### TASK OBJECTIVE
Anywhere the string "JSON" shows up in the listing below, copy the line it is in.

### RECORDS SHOWN
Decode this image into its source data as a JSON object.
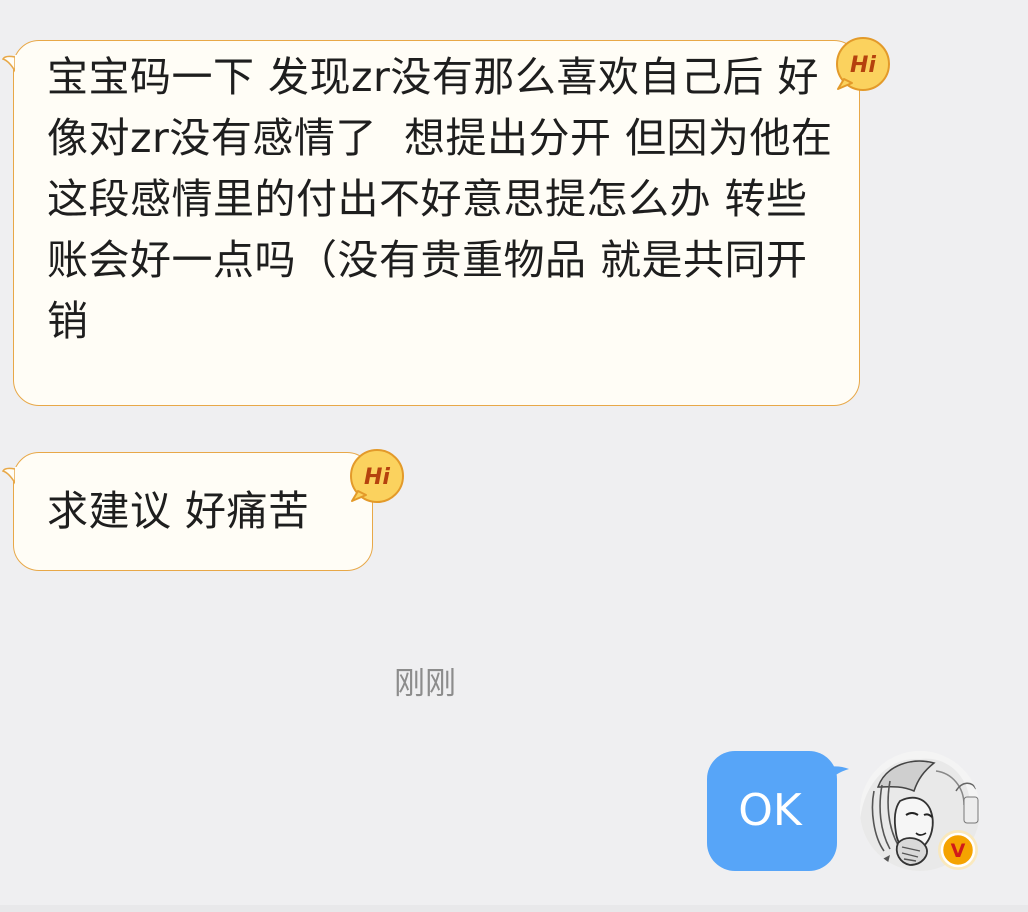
{
  "messages": [
    {
      "direction": "incoming",
      "badge_text": "Hi",
      "text": "宝宝码一下 发现zr没有那么喜欢自己后 好像对zr没有感情了  想提出分开 但因为他在这段感情里的付出不好意思提怎么办 转些账会好一点吗（没有贵重物品 就是共同开销"
    },
    {
      "direction": "incoming",
      "badge_text": "Hi",
      "text": "求建议 好痛苦"
    },
    {
      "direction": "outgoing",
      "text": "OK"
    }
  ],
  "timestamp": "刚刚",
  "avatar": {
    "icon": "user-avatar-manga-portrait",
    "badge_icon": "verified-v-icon",
    "badge_text": "V",
    "badge_color": "#f5a300"
  },
  "colors": {
    "background": "#efeff1",
    "incoming_bubble": "#fffdf6",
    "incoming_border": "#e8a848",
    "outgoing_bubble": "#57a5f8",
    "hi_badge": "#fbd25e",
    "timestamp_text": "#8c8c8c"
  }
}
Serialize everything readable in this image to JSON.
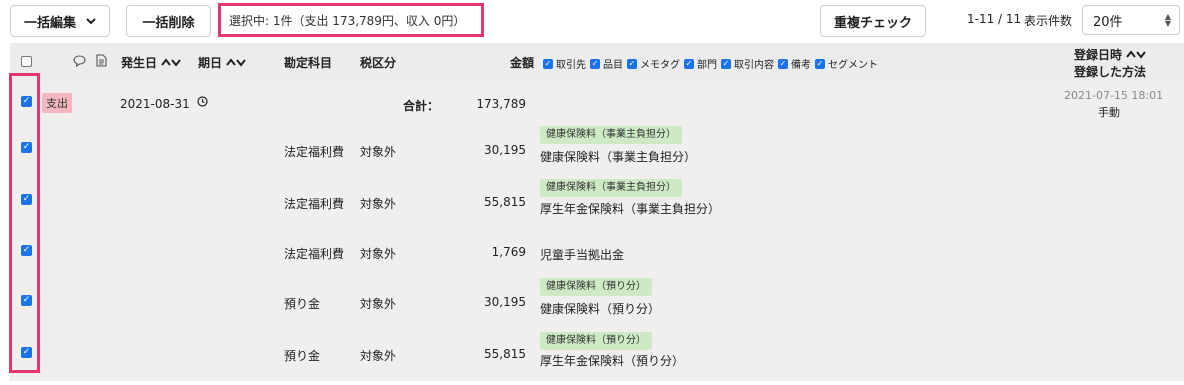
{
  "toolbar": {
    "bulk_edit_label": "一括編集",
    "bulk_delete_label": "一括削除",
    "selection_status": "選択中: 1件（支出 173,789円、収入 0円）",
    "duplicate_check_label": "重複チェック",
    "pagination": "1-11 / 11",
    "per_page_label": "表示件数",
    "per_page_value": "20件"
  },
  "header": {
    "issue_date": "発生日",
    "due_date": "期日",
    "account": "勘定科目",
    "tax": "税区分",
    "amount": "金額",
    "registered_at": "登録日時",
    "registered_method": "登録した方法",
    "filters": [
      {
        "label": "取引先",
        "checked": true
      },
      {
        "label": "品目",
        "checked": true
      },
      {
        "label": "メモタグ",
        "checked": true
      },
      {
        "label": "部門",
        "checked": true
      },
      {
        "label": "取引内容",
        "checked": true
      },
      {
        "label": "備考",
        "checked": true
      },
      {
        "label": "セグメント",
        "checked": true
      }
    ]
  },
  "transaction": {
    "type_badge": "支出",
    "issue_date": "2021-08-31",
    "total_label": "合計：",
    "total_amount": "173,789",
    "registered_at": "2021-07-15 18:01",
    "registered_method": "手動",
    "checked": true
  },
  "lines": [
    {
      "account": "法定福利費",
      "tax": "対象外",
      "amount": "30,195",
      "tag": "健康保険料（事業主負担分）",
      "description": "健康保険料（事業主負担分）",
      "checked": true
    },
    {
      "account": "法定福利費",
      "tax": "対象外",
      "amount": "55,815",
      "tag": "健康保険料（事業主負担分）",
      "description": "厚生年金保険料（事業主負担分）",
      "checked": true
    },
    {
      "account": "法定福利費",
      "tax": "対象外",
      "amount": "1,769",
      "tag": "",
      "description": "児童手当拠出金",
      "checked": true
    },
    {
      "account": "預り金",
      "tax": "対象外",
      "amount": "30,195",
      "tag": "健康保険料（預り分）",
      "description": "健康保険料（預り分）",
      "checked": true
    },
    {
      "account": "預り金",
      "tax": "対象外",
      "amount": "55,815",
      "tag": "健康保険料（預り分）",
      "description": "厚生年金保険料（預り分）",
      "checked": true
    }
  ]
}
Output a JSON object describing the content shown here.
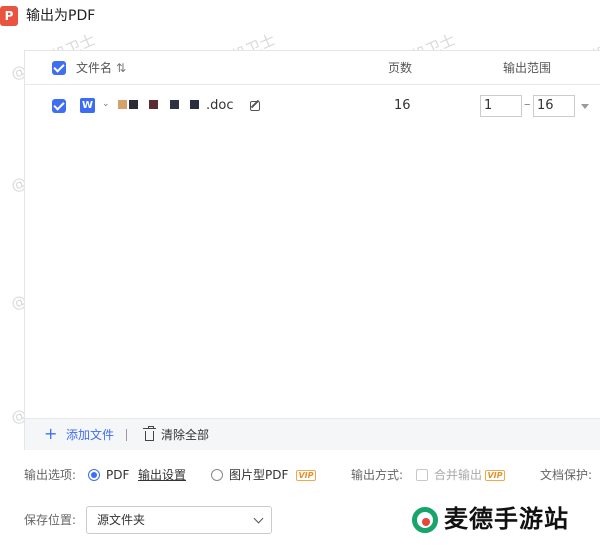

### WRITTEN RESPONSE
Decode this image into its source data as a JSON object.
Serialize everything readable in this image to JSON.
Output a JSON object describing the content shown here.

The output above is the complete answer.